I moved to a small, relatively rural, and not very diverse town from a larger city. When I saw that a local organization that offers mental health services was having a panel discussion about working with African American individuals and families, I was intrigued. I was already on my third therapist in less than a year and still not feeling completely satisfied with the level of care of was getting.
What would such a discussion sound like?
I didn’t know what to expect but I never would have expected what I saw. It was a room full of white therapist asking a panel of two black people what it is like to be black. What was it like growing up black? What values do black families have, and similar questions. I wasn’t able to stay for the whole thing, so I don’t know if the questions got any more complex, but it was an eye opener for me. I went back to my own therapist a few days later ready to talk more candidly about some things that had been on my mind.
In my next therapy session, I rehashed an incident in which my son didn’t come home from a sporting event at all, staying out all night without a call or text to let me know where he was. When it happened, I emailed his coach to see if he knew the last person my son was with after the event. I then talked to my son’s teachers to see if they noticed changes in his behavior at school. Everyone I spoke with was shocked that someone as respectful and well-mannered as my son did something like that and was sure there had to be a good reason. The school staff and administrators were his biggest advocates. One of his teachers expressed that she was glad we moved to this small town because he was such a pleasure to work with!
For most parents, when your child doesn’t come home, you’re in a panic.
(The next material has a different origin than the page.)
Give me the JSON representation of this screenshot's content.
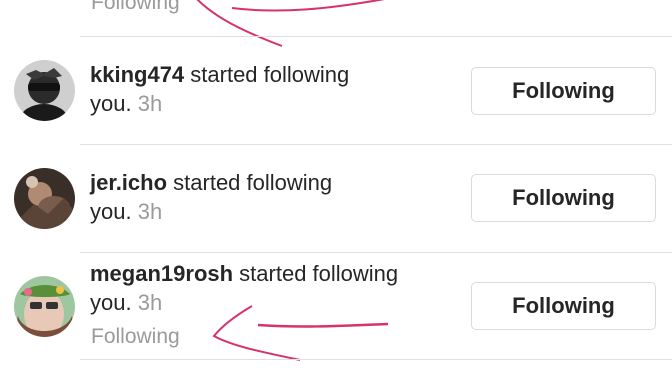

You’re scared that something happened. You hope they are ok. You’re angry that they could be so irresponsible and inconsiderate, but there are some cultural concerns that I’m sure none of his non-black teachers and coaches took into account. One of my primary fears was that my 16-year-old son would become the next unarmed black person killed by police or some neighborhood watchman protecting their fine community. And I didn’t doubt for a moment that all the teachers and administrators that were so quick to advocate for him would remain silent while his character was assassinated by the community to justify the act.
I opened up to my therapist about my fears; those cultural fears that can be the blind spot of a white mental health professional working with black clients. To talk about my fear of racial profiling and injustices would be like trying to convince someone my son not coming home made me afraid that he had been abducted by aliens. To someone that can’t or won’t take the time to acknowledge racially motivated triggers as a legitimate concern for African American families, they both sound equally delusional.
My fear was probably no different than my father’s refusal to allow me to have a pager way back in 1996. He told me that only two types of people have beepers, doctors and drug dealers, and since I was neither, I didn’t need one. I thought he was being unreasonable but I’m sure in his mind he was just trying to keep me alive. Even if we go back centuries, I’m pretty sure there was a slave or two that complied with the master’s demands because they prayed the conformity would save their families from the inhumane torture that no slave was truly exempt from. As "cringey" as this panel discussion seemed surface level, it could have been on the right track by looking at black experience and black families. It could be what potentially opens the door for the conversational depth needed to have compassion for the African American experience.
Inclusion is often a discussion where the concept of conformity is purposely omitted. Conformity buys black people a seat at the “I don’t even see color” table of America. That seat is your reward for your willingness and effort to comply. With the appropriate amount of conformity, you might even earn the title of “not really being black” because you are so much like them now. What an honor, right?
It’s been a model that has kept the oppression of America running pretty well. Now, with talk of diversity, the country is taking an unexpected, and in some circles unwelcome, turn. Diversity encourages more than just inclusion. It promotes acceptance of differences. That acceptance requires changes in tradition, shifts in power, and compassion for others. This country was built on the antithesis. Although I’m sure that can be a scary thing for groups that have benefitted greatly from the system, we can no longer applaud our diversity when what we are really pushing is conformity and not recognize it as the racism that it is.
I commend those white therapists and black panelists that participated in the discussion. We have to start somewhere, and they started where they were. We’ve all been taught the model of inclusion through conformity. We are now trying to learn inclusion through diversity. It’s probably going to look really ugly before we can see its true beauty, but the beauty will be just as uniquely amazing as the melting pot of diversity that makes it up.
After spending a year in grief counseling, I started to see that my life needed a major overhaul. Yes, my boyfriend died making me the single mom of our infant twins, but I was still grieving my loss of innocence from decades of abuse. I decided to turn my pain into a new purpose and to share this journey with others that may need some motivation.